Submitted By labryses
Words: 792
Pages: 4

“Electronic Surveillance of Employees”

1) Explain where an employee can reasonably expect privacy in the workplace: There are very few areas in the workplace where an employee has a reasonable expectation of privacy. The safest location, without question, is in the content of the thoughts of the individual. If a thought is not written or voiced, it can not be intruded upon, twisted, or used as grounds for censure or termination. However, as practical as that particular approach may sound in theory, it would actually work to the detriment of the individual. It would create a tension and sense of distrust causing the employee to appear anti-social at best and possibly a bit paranoid, or be characterized as an “alarmist” at worst. Interaction with management and peers is absolutely necessary on a daily basis, and anti-social behavior could cause just as much trouble for an employee as any indiscrete “opinion-sharing”. Another area of the workplace where privacy should be respected and expected is the lavatory. Surveillance cameras have no place in a men’s or ladies restroom. However, audio surveillance could still be practiced and conversations monitored, including cell phone conversations that the employee may have while stepping away from their desk to the restroom to hold what they believe should be a private conversation. Conversely, all conversations held in a private office behind closed doors should have an expectation of privacy. The conversation cannot be overheard by outside parties without the use of audio and sometimes video surveillance technology.

2) Explain whether it makes a difference if an employee is in an open area or in an enclosed office: Conversations held in a cubical have no privacy at all. Co-workers and management easily overhear, intentionally or not, and develop opinions based on pieces of information they might have heard. While on its face it would appear that co-workers should be authorized to hear any business conversation that occurs within an open office area, the hinge upon which that access should swing is their “need to know”. Unless particular co-workers have need of particular information in order to do their jobs, business conversations should be held in an office with a closed door and attended by only those parties who have a clearly understood “need to know”. There are three distinct areas that demand total privacy and discretion: Personnel records, medical information, and payroll information. Each of these areas contain highly confidential information that should be accessible only to those personnel responsible for their creation, maintenance, and tracking; namely, the Human Resource Department. Confidentiality must be absolute and non-negotiable in all three areas, short of a court-order/subpoena.

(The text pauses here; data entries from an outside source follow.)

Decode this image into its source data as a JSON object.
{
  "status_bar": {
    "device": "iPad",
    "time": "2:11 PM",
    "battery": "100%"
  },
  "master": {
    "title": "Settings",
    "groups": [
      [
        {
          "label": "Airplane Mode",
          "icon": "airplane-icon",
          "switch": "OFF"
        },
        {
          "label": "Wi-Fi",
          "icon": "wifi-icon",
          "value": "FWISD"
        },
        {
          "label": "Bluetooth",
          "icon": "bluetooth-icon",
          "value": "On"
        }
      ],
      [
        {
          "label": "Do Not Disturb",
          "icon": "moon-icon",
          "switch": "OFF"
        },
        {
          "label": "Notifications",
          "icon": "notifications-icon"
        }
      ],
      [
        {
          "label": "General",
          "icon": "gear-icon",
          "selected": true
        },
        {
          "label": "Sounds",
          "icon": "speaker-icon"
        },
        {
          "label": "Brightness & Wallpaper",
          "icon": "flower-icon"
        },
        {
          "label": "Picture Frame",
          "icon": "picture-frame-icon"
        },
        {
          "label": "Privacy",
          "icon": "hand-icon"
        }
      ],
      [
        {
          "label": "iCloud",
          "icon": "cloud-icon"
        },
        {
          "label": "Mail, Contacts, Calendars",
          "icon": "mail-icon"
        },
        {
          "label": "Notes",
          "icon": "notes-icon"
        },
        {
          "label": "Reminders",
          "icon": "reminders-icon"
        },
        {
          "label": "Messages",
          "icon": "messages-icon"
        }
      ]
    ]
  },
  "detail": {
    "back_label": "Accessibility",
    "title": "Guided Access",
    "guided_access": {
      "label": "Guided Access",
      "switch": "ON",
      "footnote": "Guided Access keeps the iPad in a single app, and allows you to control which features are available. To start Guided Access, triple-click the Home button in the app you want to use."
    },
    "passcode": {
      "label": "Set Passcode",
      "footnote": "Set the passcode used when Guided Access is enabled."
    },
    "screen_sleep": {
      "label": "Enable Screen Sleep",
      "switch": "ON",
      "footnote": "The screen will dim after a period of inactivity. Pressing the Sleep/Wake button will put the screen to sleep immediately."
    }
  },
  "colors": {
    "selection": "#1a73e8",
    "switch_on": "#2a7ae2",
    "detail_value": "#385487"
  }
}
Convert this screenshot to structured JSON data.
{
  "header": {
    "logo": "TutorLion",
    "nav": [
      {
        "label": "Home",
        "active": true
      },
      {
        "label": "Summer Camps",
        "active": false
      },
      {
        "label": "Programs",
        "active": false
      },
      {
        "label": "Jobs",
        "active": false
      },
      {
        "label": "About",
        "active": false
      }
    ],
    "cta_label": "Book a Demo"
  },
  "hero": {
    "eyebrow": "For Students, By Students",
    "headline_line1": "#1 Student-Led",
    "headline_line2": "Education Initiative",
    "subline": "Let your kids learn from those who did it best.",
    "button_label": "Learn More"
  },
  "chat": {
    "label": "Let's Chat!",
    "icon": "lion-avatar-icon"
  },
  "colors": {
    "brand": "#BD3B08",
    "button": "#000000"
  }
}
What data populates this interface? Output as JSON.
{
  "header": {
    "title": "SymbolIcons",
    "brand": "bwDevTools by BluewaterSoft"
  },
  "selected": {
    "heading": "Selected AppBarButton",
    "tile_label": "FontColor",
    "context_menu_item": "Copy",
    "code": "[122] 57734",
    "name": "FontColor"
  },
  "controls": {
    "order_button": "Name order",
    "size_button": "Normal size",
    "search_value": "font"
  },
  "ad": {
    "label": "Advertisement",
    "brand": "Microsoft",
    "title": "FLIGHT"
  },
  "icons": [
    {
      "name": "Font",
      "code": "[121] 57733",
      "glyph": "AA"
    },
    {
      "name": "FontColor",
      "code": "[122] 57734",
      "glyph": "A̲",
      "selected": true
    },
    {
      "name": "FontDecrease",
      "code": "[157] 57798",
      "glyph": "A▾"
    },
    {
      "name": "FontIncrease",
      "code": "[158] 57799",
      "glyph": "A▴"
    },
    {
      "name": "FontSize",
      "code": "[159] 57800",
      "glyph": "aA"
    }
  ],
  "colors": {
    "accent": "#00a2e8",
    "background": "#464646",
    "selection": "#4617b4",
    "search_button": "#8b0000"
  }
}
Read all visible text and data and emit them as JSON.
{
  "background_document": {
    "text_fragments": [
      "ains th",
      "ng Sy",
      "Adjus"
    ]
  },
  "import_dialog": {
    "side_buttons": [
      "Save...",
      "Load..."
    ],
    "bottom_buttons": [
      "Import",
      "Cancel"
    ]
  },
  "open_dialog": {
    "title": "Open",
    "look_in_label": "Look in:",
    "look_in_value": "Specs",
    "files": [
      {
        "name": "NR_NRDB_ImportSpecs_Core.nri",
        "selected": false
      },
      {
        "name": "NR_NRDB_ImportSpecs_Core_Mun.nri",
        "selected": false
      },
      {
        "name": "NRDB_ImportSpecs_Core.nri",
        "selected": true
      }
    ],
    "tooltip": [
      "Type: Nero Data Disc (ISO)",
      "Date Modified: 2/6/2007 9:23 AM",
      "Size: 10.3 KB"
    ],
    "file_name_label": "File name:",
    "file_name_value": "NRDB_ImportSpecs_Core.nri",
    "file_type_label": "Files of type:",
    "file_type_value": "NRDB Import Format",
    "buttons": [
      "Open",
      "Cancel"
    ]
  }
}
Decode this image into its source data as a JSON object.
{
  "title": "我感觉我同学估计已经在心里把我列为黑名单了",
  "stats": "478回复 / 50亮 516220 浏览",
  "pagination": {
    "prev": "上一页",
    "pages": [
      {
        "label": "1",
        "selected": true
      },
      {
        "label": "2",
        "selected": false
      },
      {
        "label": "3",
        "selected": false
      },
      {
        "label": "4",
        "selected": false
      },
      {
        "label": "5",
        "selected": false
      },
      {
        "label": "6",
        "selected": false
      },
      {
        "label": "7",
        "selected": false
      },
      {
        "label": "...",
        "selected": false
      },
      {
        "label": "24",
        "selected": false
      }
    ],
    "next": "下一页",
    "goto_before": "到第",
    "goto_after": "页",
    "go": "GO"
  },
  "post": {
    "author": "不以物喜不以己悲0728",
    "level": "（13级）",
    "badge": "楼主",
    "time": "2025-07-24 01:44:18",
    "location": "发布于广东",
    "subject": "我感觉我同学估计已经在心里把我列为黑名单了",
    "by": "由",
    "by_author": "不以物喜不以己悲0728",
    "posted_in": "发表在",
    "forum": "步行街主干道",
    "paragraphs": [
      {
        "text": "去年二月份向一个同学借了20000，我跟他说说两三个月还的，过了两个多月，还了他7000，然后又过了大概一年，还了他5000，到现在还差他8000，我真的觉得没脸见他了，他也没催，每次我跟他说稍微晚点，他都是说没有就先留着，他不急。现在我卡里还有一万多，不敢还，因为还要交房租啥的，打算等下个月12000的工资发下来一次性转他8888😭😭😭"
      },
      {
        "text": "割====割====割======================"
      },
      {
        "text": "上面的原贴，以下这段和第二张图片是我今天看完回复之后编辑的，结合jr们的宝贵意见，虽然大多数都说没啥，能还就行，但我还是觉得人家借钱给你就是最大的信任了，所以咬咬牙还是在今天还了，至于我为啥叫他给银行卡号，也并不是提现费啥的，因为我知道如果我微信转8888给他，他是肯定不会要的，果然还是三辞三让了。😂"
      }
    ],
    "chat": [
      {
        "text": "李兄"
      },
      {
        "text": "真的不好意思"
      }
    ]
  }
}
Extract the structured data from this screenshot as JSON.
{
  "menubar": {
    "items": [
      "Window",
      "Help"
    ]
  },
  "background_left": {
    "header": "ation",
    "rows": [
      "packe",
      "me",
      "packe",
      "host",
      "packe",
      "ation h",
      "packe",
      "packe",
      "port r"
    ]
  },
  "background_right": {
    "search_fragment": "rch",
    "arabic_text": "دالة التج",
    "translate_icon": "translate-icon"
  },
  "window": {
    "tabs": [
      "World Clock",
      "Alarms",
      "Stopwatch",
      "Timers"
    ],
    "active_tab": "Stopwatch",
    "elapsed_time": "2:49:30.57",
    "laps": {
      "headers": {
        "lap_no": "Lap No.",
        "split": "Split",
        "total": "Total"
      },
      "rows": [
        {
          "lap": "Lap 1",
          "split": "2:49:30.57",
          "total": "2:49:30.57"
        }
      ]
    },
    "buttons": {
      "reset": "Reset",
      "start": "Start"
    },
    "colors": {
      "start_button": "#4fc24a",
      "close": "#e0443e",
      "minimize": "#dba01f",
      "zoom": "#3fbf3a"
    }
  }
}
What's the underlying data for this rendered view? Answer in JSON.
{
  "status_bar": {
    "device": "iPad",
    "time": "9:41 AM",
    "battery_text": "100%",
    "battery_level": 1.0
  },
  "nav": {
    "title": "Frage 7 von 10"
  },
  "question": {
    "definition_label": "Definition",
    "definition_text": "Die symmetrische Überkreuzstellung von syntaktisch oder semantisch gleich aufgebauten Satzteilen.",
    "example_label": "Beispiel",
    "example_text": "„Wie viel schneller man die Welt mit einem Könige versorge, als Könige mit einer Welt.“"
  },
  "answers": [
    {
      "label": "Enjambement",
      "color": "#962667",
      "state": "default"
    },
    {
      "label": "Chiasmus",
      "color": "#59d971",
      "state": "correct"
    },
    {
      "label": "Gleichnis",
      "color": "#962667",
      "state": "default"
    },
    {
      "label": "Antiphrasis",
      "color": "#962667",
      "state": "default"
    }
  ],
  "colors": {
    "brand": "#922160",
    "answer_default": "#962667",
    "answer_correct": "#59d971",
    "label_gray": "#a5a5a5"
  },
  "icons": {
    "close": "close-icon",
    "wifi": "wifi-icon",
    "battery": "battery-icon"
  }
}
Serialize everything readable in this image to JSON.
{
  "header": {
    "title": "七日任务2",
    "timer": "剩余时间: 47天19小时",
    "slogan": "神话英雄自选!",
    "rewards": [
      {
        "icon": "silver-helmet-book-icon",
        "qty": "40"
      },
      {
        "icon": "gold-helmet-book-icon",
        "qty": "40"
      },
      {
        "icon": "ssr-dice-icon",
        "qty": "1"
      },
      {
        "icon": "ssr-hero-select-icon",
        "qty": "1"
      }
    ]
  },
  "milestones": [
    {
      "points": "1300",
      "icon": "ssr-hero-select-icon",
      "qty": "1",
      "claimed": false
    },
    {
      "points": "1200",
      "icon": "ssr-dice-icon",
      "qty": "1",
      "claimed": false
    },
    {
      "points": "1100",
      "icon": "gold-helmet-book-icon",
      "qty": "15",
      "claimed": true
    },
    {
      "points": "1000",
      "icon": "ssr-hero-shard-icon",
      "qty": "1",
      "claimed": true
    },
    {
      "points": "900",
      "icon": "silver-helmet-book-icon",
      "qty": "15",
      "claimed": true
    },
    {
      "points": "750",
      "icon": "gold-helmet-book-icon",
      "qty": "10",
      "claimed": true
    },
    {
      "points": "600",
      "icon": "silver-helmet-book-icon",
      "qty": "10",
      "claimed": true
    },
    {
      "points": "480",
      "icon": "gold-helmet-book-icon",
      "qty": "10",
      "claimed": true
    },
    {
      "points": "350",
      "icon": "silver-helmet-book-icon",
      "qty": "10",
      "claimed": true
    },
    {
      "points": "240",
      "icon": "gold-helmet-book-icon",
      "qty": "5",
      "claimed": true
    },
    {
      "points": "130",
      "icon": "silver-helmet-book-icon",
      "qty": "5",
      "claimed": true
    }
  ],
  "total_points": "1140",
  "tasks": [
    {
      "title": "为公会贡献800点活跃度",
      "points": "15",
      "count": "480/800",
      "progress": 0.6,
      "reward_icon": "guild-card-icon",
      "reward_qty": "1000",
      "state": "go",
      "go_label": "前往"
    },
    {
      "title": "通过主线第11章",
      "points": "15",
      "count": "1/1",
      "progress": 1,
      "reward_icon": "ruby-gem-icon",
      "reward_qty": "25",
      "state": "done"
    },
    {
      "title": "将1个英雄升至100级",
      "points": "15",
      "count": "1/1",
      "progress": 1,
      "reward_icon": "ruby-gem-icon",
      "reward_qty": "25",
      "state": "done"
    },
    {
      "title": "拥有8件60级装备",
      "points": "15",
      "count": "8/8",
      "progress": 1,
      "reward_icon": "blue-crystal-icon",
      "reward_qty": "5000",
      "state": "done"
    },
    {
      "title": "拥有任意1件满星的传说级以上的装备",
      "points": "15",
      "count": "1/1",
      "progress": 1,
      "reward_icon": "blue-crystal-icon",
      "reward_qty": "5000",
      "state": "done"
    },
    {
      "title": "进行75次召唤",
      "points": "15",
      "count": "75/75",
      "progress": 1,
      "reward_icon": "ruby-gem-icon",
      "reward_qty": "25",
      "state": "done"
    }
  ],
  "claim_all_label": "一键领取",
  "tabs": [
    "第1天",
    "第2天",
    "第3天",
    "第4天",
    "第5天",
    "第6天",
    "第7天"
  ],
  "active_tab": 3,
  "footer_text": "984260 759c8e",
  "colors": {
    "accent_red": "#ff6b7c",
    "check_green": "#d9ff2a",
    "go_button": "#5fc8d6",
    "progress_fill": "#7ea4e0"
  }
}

3) Explain if Herman’s need to know whether his salespersons are honest is a sufficient ground for utilizing electronic surveillance: According to the 1968 Federal Wiretap Law and its amendment (the Electronic Communications Privacy Act 1986-ECPA) employers are allowed to listen in on communications made in the ordinary course of business “when efficiency or legal…